Lucians, what was your favourite childhood game?
The initial purpose of this article was to provide a lesson in 'ring games' or, as it is referred to in some parts of the Caribbean, "ring play." However readily available historical facts - that are specific to Saint Lucia - on the subject, are scant. Needless to say, while seeking particulars from culture enthusiasts, this point stood out; most people (young and old) are quite eager to indulge in nostalgia. Baby boomers and Gen-Xers love recalling the short-lived "footsy" craze, while millennials longingly ponder over everything from 'freeze' to Nintendo. It seemed only right then, that we perform a more inclusive exploration. Here is a list of five of the most popular childhood/ playground games from the good ol' days: (Appearing in no particular order)
1) Ring Games

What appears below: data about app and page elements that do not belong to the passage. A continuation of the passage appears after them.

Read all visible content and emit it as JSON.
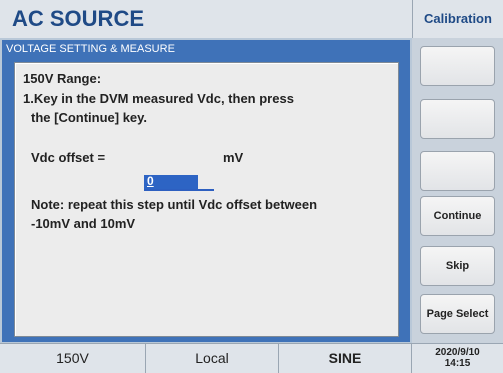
{
  "header": {
    "app_title": "AC SOURCE",
    "mode_title": "Calibration"
  },
  "dialog": {
    "title": "VOLTAGE SETTING & MEASURE",
    "range_label": "150V Range:",
    "instruction_line1": "1.Key in the DVM measured Vdc, then press",
    "instruction_line2": "the [Continue] key.",
    "offset_label": "Vdc offset =",
    "offset_value": "0",
    "offset_unit": "mV",
    "note_line1": "Note: repeat this step until Vdc offset between",
    "note_line2": "-10mV and 10mV"
  },
  "softkeys": {
    "key1": "",
    "key2": "",
    "key3": "",
    "continue": "Continue",
    "skip": "Skip",
    "page_select": "Page Select"
  },
  "status_bar": {
    "range": "150V",
    "control": "Local",
    "waveform": "SINE",
    "date": "2020/9/10",
    "time": "14:15"
  },
  "colors": {
    "accent_blue": "#3f72b8",
    "title_blue": "#1f4a86",
    "input_highlight": "#2d64c4"
  }
}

Some might hang their heads in shame at the memory of their hip flinging primary school days. Others may recall it with cheerful amusement. Dancing to claps and fast-paced rhythmic melodies, many of which featured African inspired chants like When Susie was a baby's 'jumblay, jumblay jookay sa!" was common across the Caribbean. Here in Saint Lucia, we enjoyed the tamed beckoning from more child-friendly lyrics like There's a Brown Girl in the Ring's "show me your motion", as well as the more explicit, which we had no real business singing.
To play, children form a circle, one child enters and stands in the middle where he/she continuously turns around as everyone sings the words of the chosen rhyme. In the end, the child in the middle chooses a partner from the surrounding circle and the two dance together to the rhythm of a chant.
Despite their African influences, ring games are said to have European influences as in some islands they were taught to children by European teachers.
2) Chinese Skip/Chinese Jump Rope
This childhood game required skill and strategy. Chinese skip falls somewhere between hopscotch and jump rope. It involves a long string of elastic tied together at the ends so as to form one large loop. The rope is stretched by two holders standing inside the string directly opposite one another, which allows the rope to form firm, parallel lines. Starting with the strings around the ankles of the holders – and eventually working its way up the body –, the jumper must come to the center and complete a complicated jumping pattern. Depending on the skill of the jumper, it is possible to go as high as the neck or a finger held above the head.
Chinese skip is played around the world in a number of variations, some which also include chants. The origin of this game however is unclear although the current belief is that the first noted examples of humans jumping over rope date back thousands of years ago in China and Egypt (no exact date) when rope makers, who twisted yarns of hemp into ropes, needed to jump over their rope to pick up more strands of hemp. This was then perceived to be a skill and eventually adapted into a game among adults.
3) Traditional Jump Rope
What makes memories of jump rope especially sweet is the Saint Lucian touch of sing-song lyrics and fancy footwork we incorporated into our skipping. Though jump rope is not exclusive to Saint Lucia nor the Caribbean, we indulged ourselves at primary school with rounds and rounds of skipping while chanting rhymes like, "One, two, three, up in the guava tree, when I die, don't make my baby cry! Children must obey their parents, 1,2, 3..."
The origins of these chants are also difficult to trace however they somehow managed to be passed down year after year, (although they seemed to have died down after the early 2000s).
4) Hand games
Do children still play "fish, fish, in a dish"? It was survival of the fittest with this popular hand game and others like it.
How it works: Children stand around in a circle with their upturned hands stretched out in front of them and palms open. In some instances, one child will place his or her left hand over the right palm of the person flanking his/her left side. Once the children begin to recite the words of a catchy chant they consecutively pass along light taps to the palm of the person directly on his/her left. At the chant's end, the person who received the last tap on their palm must call out a number, the group counts out loud and with each number they continue passing on the taps, hand to hand to hand to hand until they are done counting. The aim is to not be the person who receives the final tap, which means when the last tap is about to be given, the receiver – if he or she is quick enough – can pull his/her palm away causing the opponent to miss. If this happens the tapper must place his unsuccessful hand behind his or her back while the game continues. If the tapper was successful, the receiver places his/her losing hand behind his/her back. This continues until one person is left standing.
5) Clapping Games
The queen of all clapping games was what we called "Silent" but its alias is different all over the world. Clapping games can be played between two people or a group if the game requires it. Another two-person clapping game played around the world is "pat-a-cake".
In Saint Lucia, especially in the early 1990s another favorite was the game, "Four white horses" which required four people and led players to complete a complex hand sequence including both high and low motions. As the game progressed the movements increased in speed until one person messed up and disrupted the sequence. That person was then replaced.
The origin of Clapping games, including "Four White Horses," is also quite difficult to trace as they are widely popular in Europe and other corners of the world. However, their accompanying chants although sound similar in rhythm and lyrics will likely vary from one country to another as words often get replaced or remixed by dialect.
“The earliest clapping game in Europe, still well known today, was probably the adult and child game, 'Pat-a-cake, Pat-a-cake', which was first documented, according to the Opie's, in 1698.” - The British